GMAT 1: 620 Q50 V27 GMAT 2: 730 Q50 V39

Re: If x^2 + 12x − k = 0, is x = 4?
[#permalink]
Show Tags
28 Aug 2013, 22:40
Bunuel wrote: Dmitriy wrote: Bunuel wrote: If x^2+12x−k=0, is x=4?
(1) (x+16) is a factor of x^2+12x−k=0, where k is a constant, and x is a variable. This implies that we can factor out \(x+16\) from \(x^2+12xk=0\), so we would have \((x+16)*(something)=0\). Thus x=16 is one of the roots of the given quadratic equation.
Viete's theorem states that for the roots \(x_1\) and \(x_2\) of a quadratic equation \(ax^2+bx+c=0\):
\(x_1+x_2=\frac{b}{a}\) AND \(x_1*x_2=\frac{c}{a}\).
Thus according to the above \(x_1+x_2=16+x_2=\frac{12}{1}\) > \(x_2=4\).
So, we have that x is either 16 or 4. Not sufficient.
(2) x≠−16. Clearly insufficient.
(1)+(2) Since (2) says that x is NOT 16, then x=4. Sufficient.
Answer: C.
Hope it's clear. Why A is not sufficient? X cannot be 16, as in this case X+16 =0. As I know 0 cannot be a factor or the integer. Pls. explan Factor of a number and factor of an expression are two different things. For example, both (x+16) and (x4) are factors of x^2+12x−64=0 > (x+16)(x4)=0. Hope this helps. Thanks. I didnt know about factors of an expression.



NonHuman User
Joined: 09 Sep 2013
Posts: 13999

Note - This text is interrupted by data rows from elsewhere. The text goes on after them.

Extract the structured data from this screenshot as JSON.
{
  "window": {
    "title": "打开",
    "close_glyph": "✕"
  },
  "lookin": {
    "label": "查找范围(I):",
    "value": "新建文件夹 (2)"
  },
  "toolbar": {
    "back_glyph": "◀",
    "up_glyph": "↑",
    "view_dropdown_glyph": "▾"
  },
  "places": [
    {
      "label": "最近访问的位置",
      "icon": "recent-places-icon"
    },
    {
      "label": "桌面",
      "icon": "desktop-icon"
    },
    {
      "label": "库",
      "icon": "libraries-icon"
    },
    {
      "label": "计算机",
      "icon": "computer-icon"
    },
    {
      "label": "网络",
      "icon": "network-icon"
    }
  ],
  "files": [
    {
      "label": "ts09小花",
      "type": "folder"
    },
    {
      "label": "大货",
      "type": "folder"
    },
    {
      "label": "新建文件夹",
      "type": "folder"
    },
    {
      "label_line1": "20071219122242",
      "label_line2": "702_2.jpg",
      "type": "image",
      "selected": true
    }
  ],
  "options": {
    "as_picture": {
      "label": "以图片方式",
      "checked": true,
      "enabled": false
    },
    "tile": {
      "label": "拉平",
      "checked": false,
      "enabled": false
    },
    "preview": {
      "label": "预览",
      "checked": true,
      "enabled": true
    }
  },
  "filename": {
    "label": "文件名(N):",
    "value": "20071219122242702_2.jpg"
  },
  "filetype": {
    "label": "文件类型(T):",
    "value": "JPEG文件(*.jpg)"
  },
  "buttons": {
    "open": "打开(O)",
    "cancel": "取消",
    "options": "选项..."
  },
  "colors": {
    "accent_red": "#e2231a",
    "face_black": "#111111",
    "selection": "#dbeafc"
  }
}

Re: If x^2 + 12x − k = 0, is x = 4?
[#permalink]
Show Tags
15 Jul 2019, 17:41
Hello from the GMAT Club BumpBot! Thanks to another GMAT Club member, I have just discovered this valuable topic, yet it had no discussion for over a year. I am now bumping it up  doing my job. I think you may find it valuable (esp those replies with Kudos). Want to see all other topics I dig out? Follow me (click follow button on profile). You will receive a summary of all topics I bump in your profile area as well as via email.
_________________

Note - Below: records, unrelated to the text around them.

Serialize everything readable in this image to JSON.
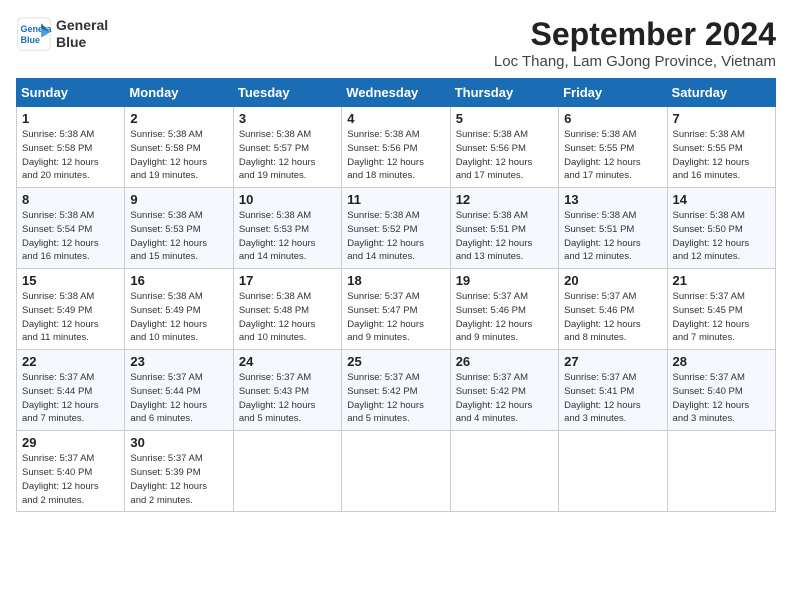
{
  "header": {
    "logo_line1": "General",
    "logo_line2": "Blue",
    "month": "September 2024",
    "location": "Loc Thang, Lam GJong Province, Vietnam"
  },
  "weekdays": [
    "Sunday",
    "Monday",
    "Tuesday",
    "Wednesday",
    "Thursday",
    "Friday",
    "Saturday"
  ],
  "weeks": [
    [
      {
        "day": "1",
        "info": "Sunrise: 5:38 AM\nSunset: 5:58 PM\nDaylight: 12 hours\nand 20 minutes."
      },
      {
        "day": "2",
        "info": "Sunrise: 5:38 AM\nSunset: 5:58 PM\nDaylight: 12 hours\nand 19 minutes."
      },
      {
        "day": "3",
        "info": "Sunrise: 5:38 AM\nSunset: 5:57 PM\nDaylight: 12 hours\nand 19 minutes."
      },
      {
        "day": "4",
        "info": "Sunrise: 5:38 AM\nSunset: 5:56 PM\nDaylight: 12 hours\nand 18 minutes."
      },
      {
        "day": "5",
        "info": "Sunrise: 5:38 AM\nSunset: 5:56 PM\nDaylight: 12 hours\nand 17 minutes."
      },
      {
        "day": "6",
        "info": "Sunrise: 5:38 AM\nSunset: 5:55 PM\nDaylight: 12 hours\nand 17 minutes."
      },
      {
        "day": "7",
        "info": "Sunrise: 5:38 AM\nSunset: 5:55 PM\nDaylight: 12 hours\nand 16 minutes."
      }
    ],
    [
      {
        "day": "8",
        "info": "Sunrise: 5:38 AM\nSunset: 5:54 PM\nDaylight: 12 hours\nand 16 minutes."
      },
      {
        "day": "9",
        "info": "Sunrise: 5:38 AM\nSunset: 5:53 PM\nDaylight: 12 hours\nand 15 minutes."
      },
      {
        "day": "10",
        "info": "Sunrise: 5:38 AM\nSunset: 5:53 PM\nDaylight: 12 hours\nand 14 minutes."
      },
      {
        "day": "11",
        "info": "Sunrise: 5:38 AM\nSunset: 5:52 PM\nDaylight: 12 hours\nand 14 minutes."
      },
      {
        "day": "12",
        "info": "Sunrise: 5:38 AM\nSunset: 5:51 PM\nDaylight: 12 hours\nand 13 minutes."
      },
      {
        "day": "13",
        "info": "Sunrise: 5:38 AM\nSunset: 5:51 PM\nDaylight: 12 hours\nand 12 minutes."
      },
      {
        "day": "14",
        "info": "Sunrise: 5:38 AM\nSunset: 5:50 PM\nDaylight: 12 hours\nand 12 minutes."
      }
    ],
    [
      {
        "day": "15",
        "info": "Sunrise: 5:38 AM\nSunset: 5:49 PM\nDaylight: 12 hours\nand 11 minutes."
      },
      {
        "day": "16",
        "info": "Sunrise: 5:38 AM\nSunset: 5:49 PM\nDaylight: 12 hours\nand 10 minutes."
      },
      {
        "day": "17",
        "info": "Sunrise: 5:38 AM\nSunset: 5:48 PM\nDaylight: 12 hours\nand 10 minutes."
      },
      {
        "day": "18",
        "info": "Sunrise: 5:37 AM\nSunset: 5:47 PM\nDaylight: 12 hours\nand 9 minutes."
      },
      {
        "day": "19",
        "info": "Sunrise: 5:37 AM\nSunset: 5:46 PM\nDaylight: 12 hours\nand 9 minutes."
      },
      {
        "day": "20",
        "info": "Sunrise: 5:37 AM\nSunset: 5:46 PM\nDaylight: 12 hours\nand 8 minutes."
      },
      {
        "day": "21",
        "info": "Sunrise: 5:37 AM\nSunset: 5:45 PM\nDaylight: 12 hours\nand 7 minutes."
      }
    ],
    [
      {
        "day": "22",
        "info": "Sunrise: 5:37 AM\nSunset: 5:44 PM\nDaylight: 12 hours\nand 7 minutes."
      },
      {
        "day": "23",
        "info": "Sunrise: 5:37 AM\nSunset: 5:44 PM\nDaylight: 12 hours\nand 6 minutes."
      },
      {
        "day": "24",
        "info": "Sunrise: 5:37 AM\nSunset: 5:43 PM\nDaylight: 12 hours\nand 5 minutes."
      },
      {
        "day": "25",
        "info": "Sunrise: 5:37 AM\nSunset: 5:42 PM\nDaylight: 12 hours\nand 5 minutes."
      },
      {
        "day": "26",
        "info": "Sunrise: 5:37 AM\nSunset: 5:42 PM\nDaylight: 12 hours\nand 4 minutes."
      },
      {
        "day": "27",
        "info": "Sunrise: 5:37 AM\nSunset: 5:41 PM\nDaylight: 12 hours\nand 3 minutes."
      },
      {
        "day": "28",
        "info": "Sunrise: 5:37 AM\nSunset: 5:40 PM\nDaylight: 12 hours\nand 3 minutes."
      }
    ],
    [
      {
        "day": "29",
        "info": "Sunrise: 5:37 AM\nSunset: 5:40 PM\nDaylight: 12 hours\nand 2 minutes."
      },
      {
        "day": "30",
        "info": "Sunrise: 5:37 AM\nSunset: 5:39 PM\nDaylight: 12 hours\nand 2 minutes."
      },
      null,
      null,
      null,
      null,
      null
    ]
  ]
}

Re: If x^2 + 12x − k = 0, is x = 4?
[#permalink]
15 Jul 2019, 17:41